Insider Trading: Does the NHL support an international best-on-best competition?
The world watched as Shohei Ohtani struck out Mike Trout to push Japan to the World Baseball Classic title, but it was also a grim reminder to hockey fans who have been starved from best-on-best play since 2016. Does the NHL have any plans to bring back the World Cup, or Olympic participation? What have been the hurdles to make it possible? TSN Hockey Insiders Darren Dreger and Pierre LeBrun discuss this and more.
The World Baseball Classic produced some terrific theatre this weekend. It only reminded hockey fans just how ripped off we've been for nearly a decade. Dregs [Darren Dreger], what did you learn from polling NHL general managers on this topic?
Darren Dreger: Well, it was a nasty reminder – and let's call it an unofficial flash poll. Because only 26 of the 32 NHL general managers cared to participate, but 23 of them, Glenn [Glenn Schiiler], 23 said they support the World Cup of Hockey – and the Olympics, by the way, if you want to go down that path. The three that said that they are not interested say that because of fear of injury. They don't want additional play outside of the National Hockey League because they believe that NHL players have enough going on. Now here's something interesting: Lou Lamoriello of the New York Islanders says he favours the World Cup of Hockey but during the off-season, so that there can be a training camp, which again might curb injury. Interesting to note that the majority of the general managers who favour the return of the World Cup also want it in September. Not in February, because of the trade deadline, because of the looming playoffs, and we know Pierre [Pierre LeBrun] that the NHL Players' Association seem to be focused on February 2025.
Pierre LeBrun: Yeah, and they do want to have a World Cup, Dregs, as you know. But the circumstances that existed when they postponed the 2024 World Cup still exist now, which is the war in Ukraine with Russia. And because of that, this is going to lead to this decision – I think – if the players truly want to push ahead for a World Cup of Hockey, they're going to have to have a best-on-best tournament without Russia because the European Hockey Federations aren't going to want to take part [in] the tournament with Russia.
The (Colorado) Avalanche just locked up Jared Bednar to that three-year extension. Where does that put them on the list of highest-paid coaches, and who might be next in line for a contract in the coaching world?
PL: That extension, when it kicks in in the fall of ' 24, pays just under $5M a year [and] puts some top five right now. But in the meantime, the NHL is down with just three head coaches who were on expiring deals at the end of the season. Dallas Eakins in Anaheim, Peter Laviolette in Washington, as well as Lindy Ruff in New Jersey. And that's really an interesting situation where Lindy Ruff, who could be a Jack Adams Award finalist when the voting comes in, is up at the end of the year. The [New Jersey] Devils have maintained all along that they're not going to deal with that decision until after the playoffs. They hired Andrew Brunette last year to be an assistant coach, he was nominated for the Jack Adams from last year. And Lindy Ruff told me last November, he still wants to coach past this year at the age of 63, he still very much enjoys it. So we'll see where that goes. Peter Laviolette was talking about an extension at the start of the year, but those talks went quiet.
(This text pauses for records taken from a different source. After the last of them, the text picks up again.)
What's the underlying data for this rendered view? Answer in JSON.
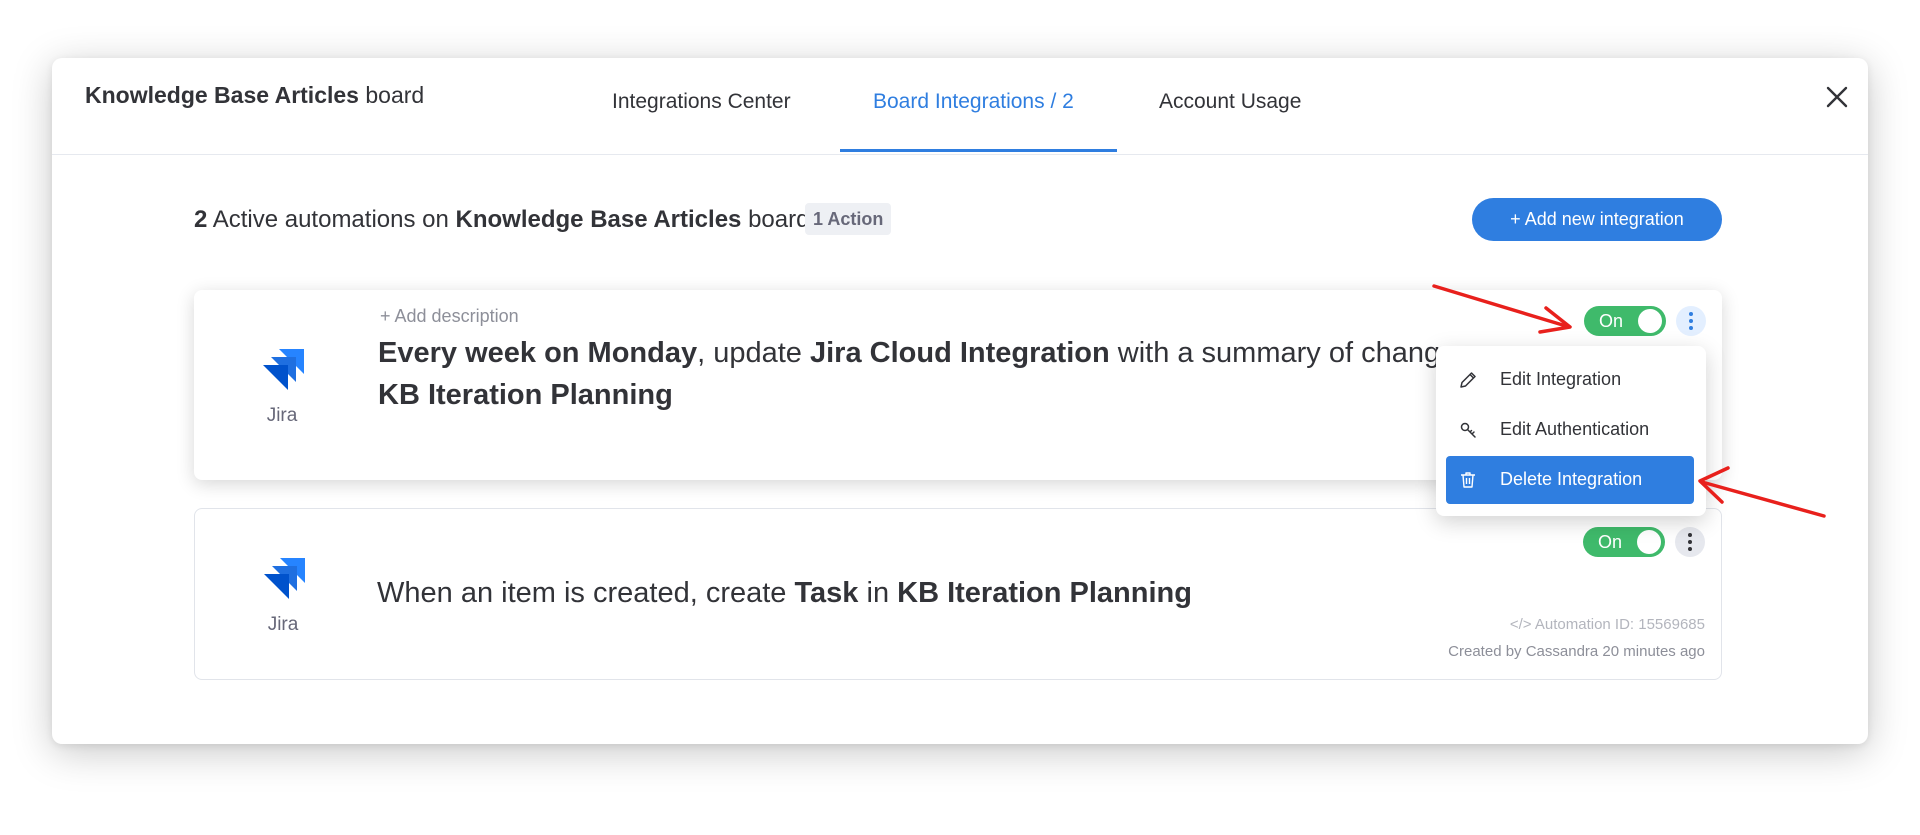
{
  "header": {
    "board_name": "Knowledge Base Articles",
    "board_suffix": "board",
    "tabs": [
      {
        "label": "Integrations Center"
      },
      {
        "label": "Board Integrations / 2"
      },
      {
        "label": "Account Usage"
      }
    ],
    "active_tab_index": 1
  },
  "summary": {
    "count": "2",
    "text": "Active automations on",
    "board_name": "Knowledge Base Articles",
    "board_suffix": "board",
    "badge": "1 Action"
  },
  "add_button": {
    "label": "+ Add new integration"
  },
  "cards": [
    {
      "app_label": "Jira",
      "add_description": "+ Add description",
      "recipe": {
        "p1": "Every week on Monday",
        "p2": ", update ",
        "p3": "Jira Cloud Integration",
        "p4": " with a summary of changes",
        "p5": "KB Iteration Planning"
      },
      "toggle_label": "On"
    },
    {
      "app_label": "Jira",
      "recipe": {
        "p1": "When an item is created, create ",
        "p2": "Task",
        "p3": " in ",
        "p4": "KB Iteration Planning"
      },
      "toggle_label": "On",
      "automation_id": "</> Automation ID: 15569685",
      "created_by": "Created by Cassandra 20 minutes ago"
    }
  ],
  "dropdown": {
    "items": [
      {
        "label": "Edit Integration",
        "icon": "pencil-icon"
      },
      {
        "label": "Edit Authentication",
        "icon": "key-icon"
      },
      {
        "label": "Delete Integration",
        "icon": "trash-icon"
      }
    ],
    "highlighted_index": 2
  },
  "colors": {
    "accent": "#2f7ee0",
    "toggle_on": "#3fba6b",
    "annotation_arrow": "#e8201c",
    "jira_blue": "#2684ff"
  }
}
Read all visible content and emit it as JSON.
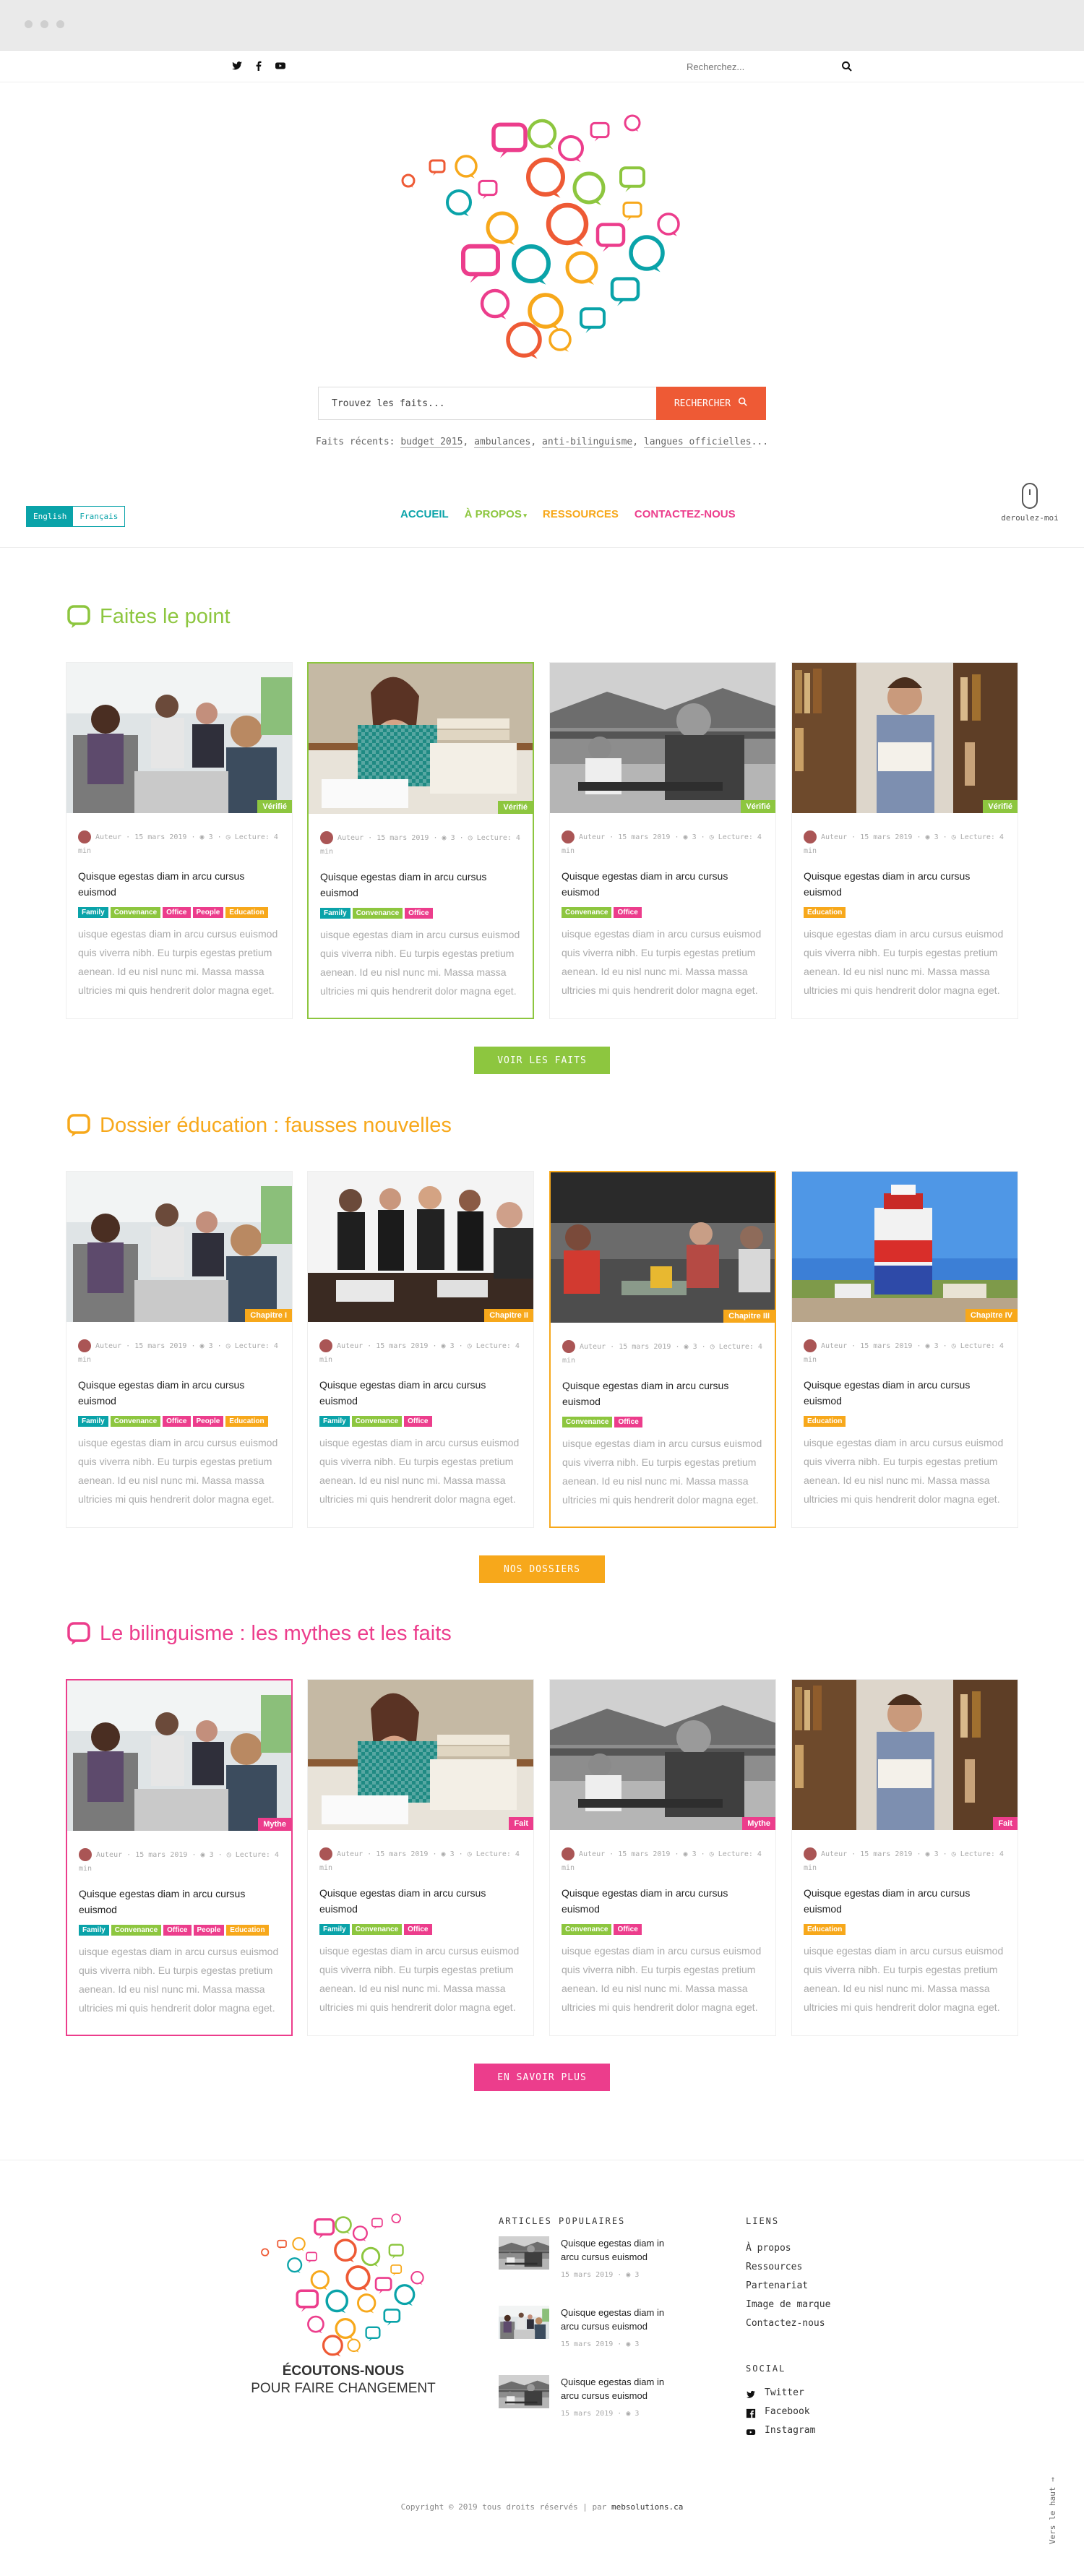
{
  "topbar": {
    "social": [
      "twitter-icon",
      "facebook-icon",
      "youtube-icon"
    ],
    "search_placeholder": "Recherchez..."
  },
  "hero": {
    "search_placeholder": "Trouvez les faits...",
    "search_button": "RECHERCHER",
    "recent_label": "Faits récents:",
    "recent_links": [
      "budget 2015",
      "ambulances",
      "anti-bilinguisme",
      "langues officielles"
    ],
    "recent_suffix": "..."
  },
  "lang": {
    "english": "English",
    "francais": "Français"
  },
  "nav": {
    "items": [
      {
        "label": "ACCUEIL",
        "color": "#0aa3a9"
      },
      {
        "label": "À PROPOS",
        "color": "#8dc63f"
      },
      {
        "label": "RESSOURCES",
        "color": "#f7a81b"
      },
      {
        "label": "CONTACTEZ-NOUS",
        "color": "#ec3d8c"
      }
    ],
    "scroll_label": "deroulez-moi"
  },
  "card_defaults": {
    "author": "Auteur",
    "date": "15 mars 2019",
    "views": "3",
    "reading": "Lecture:",
    "reading_time": "4 min",
    "title": "Quisque egestas diam in arcu cursus euismod",
    "excerpt": "uisque egestas diam in arcu cursus euismod quis viverra nibh. Eu turpis egestas pretium aenean. Id eu nisl nunc mi. Massa massa ultricies mi quis hendrerit dolor magna eget."
  },
  "sections": [
    {
      "title": "Faites le point",
      "color": "#8dc63f",
      "button": "VOIR LES FAITS",
      "badges": [
        "Vérifié",
        "Vérifié",
        "Vérifié",
        "Vérifié"
      ]
    },
    {
      "title": "Dossier éducation : fausses nouvelles",
      "color": "#f7a81b",
      "button": "NOS DOSSIERS",
      "badges": [
        "Chapitre I",
        "Chapitre II",
        "Chapitre III",
        "Chapitre IV"
      ]
    },
    {
      "title": "Le bilinguisme : les mythes et les faits",
      "color": "#ec3d8c",
      "button": "EN SAVOIR PLUS",
      "badges": [
        "Mythe",
        "Fait",
        "Mythe",
        "Fait"
      ]
    }
  ],
  "tag_sets": [
    [
      {
        "t": "Family",
        "c": "#0aa3a9"
      },
      {
        "t": "Convenance",
        "c": "#8dc63f"
      },
      {
        "t": "Office",
        "c": "#ec3d8c"
      },
      {
        "t": "People",
        "c": "#ec3d8c"
      },
      {
        "t": "Education",
        "c": "#f7a81b"
      }
    ],
    [
      {
        "t": "Family",
        "c": "#0aa3a9"
      },
      {
        "t": "Convenance",
        "c": "#8dc63f"
      },
      {
        "t": "Office",
        "c": "#ec3d8c"
      }
    ],
    [
      {
        "t": "Convenance",
        "c": "#8dc63f"
      },
      {
        "t": "Office",
        "c": "#ec3d8c"
      }
    ],
    [
      {
        "t": "Education",
        "c": "#f7a81b"
      }
    ]
  ],
  "footer": {
    "brand_line1": "ÉCOUTONS-NOUS",
    "brand_line2": "POUR FAIRE CHANGEMENT",
    "popular_heading": "ARTICLES POPULAIRES",
    "popular": [
      {
        "title": "Quisque egestas diam in arcu cursus euismod",
        "date": "15 mars 2019",
        "views": "3"
      },
      {
        "title": "Quisque egestas diam in arcu cursus euismod",
        "date": "15 mars 2019",
        "views": "3"
      },
      {
        "title": "Quisque egestas diam in arcu cursus euismod",
        "date": "15 mars 2019",
        "views": "3"
      }
    ],
    "links_heading": "LIENS",
    "links": [
      "À propos",
      "Ressources",
      "Partenariat",
      "Image de marque",
      "Contactez-nous"
    ],
    "social_heading": "SOCIAL",
    "social": [
      {
        "label": "Twitter",
        "icon": "twitter-icon"
      },
      {
        "label": "Facebook",
        "icon": "facebook-icon"
      },
      {
        "label": "Instagram",
        "icon": "instagram-icon"
      }
    ],
    "copyright": "Copyright © 2019 tous droits réservés | par",
    "credit": "mebsolutions.ca",
    "back_top": "Vers le haut →"
  }
}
Some other high-profile coaches, Pierre, also only about one year away from needing a new deal. What can you tell us about that?
PL: Yeah, there's a whole whack of them. There's eight coaches that will enter the last year of their deals starting next season. Some of them will be extended by that, I believe. For example, Todd McLellan. I think the L.A. Kings will try to extend him this summer after the season. I believe that the Seattle Kraken will try to extend David Hakstol after the season before he enters next year on the final year of his deal. And then you got a lot of interesting situations. Let's face it: in Ottawa, who knows? With new ownership coming in what that means for the front office, what it means for D.J. Smith, but obviously, he's got a good, young team on the rise there and, of course, Sheldon Keefe one year left on his deal. The playoffs have a huge impact on what's going to happen with Sheldon Keefe, and I think a lot of people in the Leafs [Toronto Maple Leafs] organization.
Newly-appointed NHLPA boss Marty Walsh still learning the ins and outs of his new role but has a clear No. 2 emerged under Walsh, helping him through this process?
DD: Well, not officially, Glenn. But a lot of people around the hockey world are talking about former player Ron Hainsey. We know how involved he was in the process of finding Marty Walsh, the new executive director of the NHL Players' Association. Many believe that Hainsey is in line for promotion, but I think we need to pump the brakes a little bit here. Marty Walsh will make his way to Toronto early next week. He hasn't met all of the staff of the Players' Association yet. So it might be a little early to say that key roles or figures are going to change, but Hainsey will be a high-ranking executive.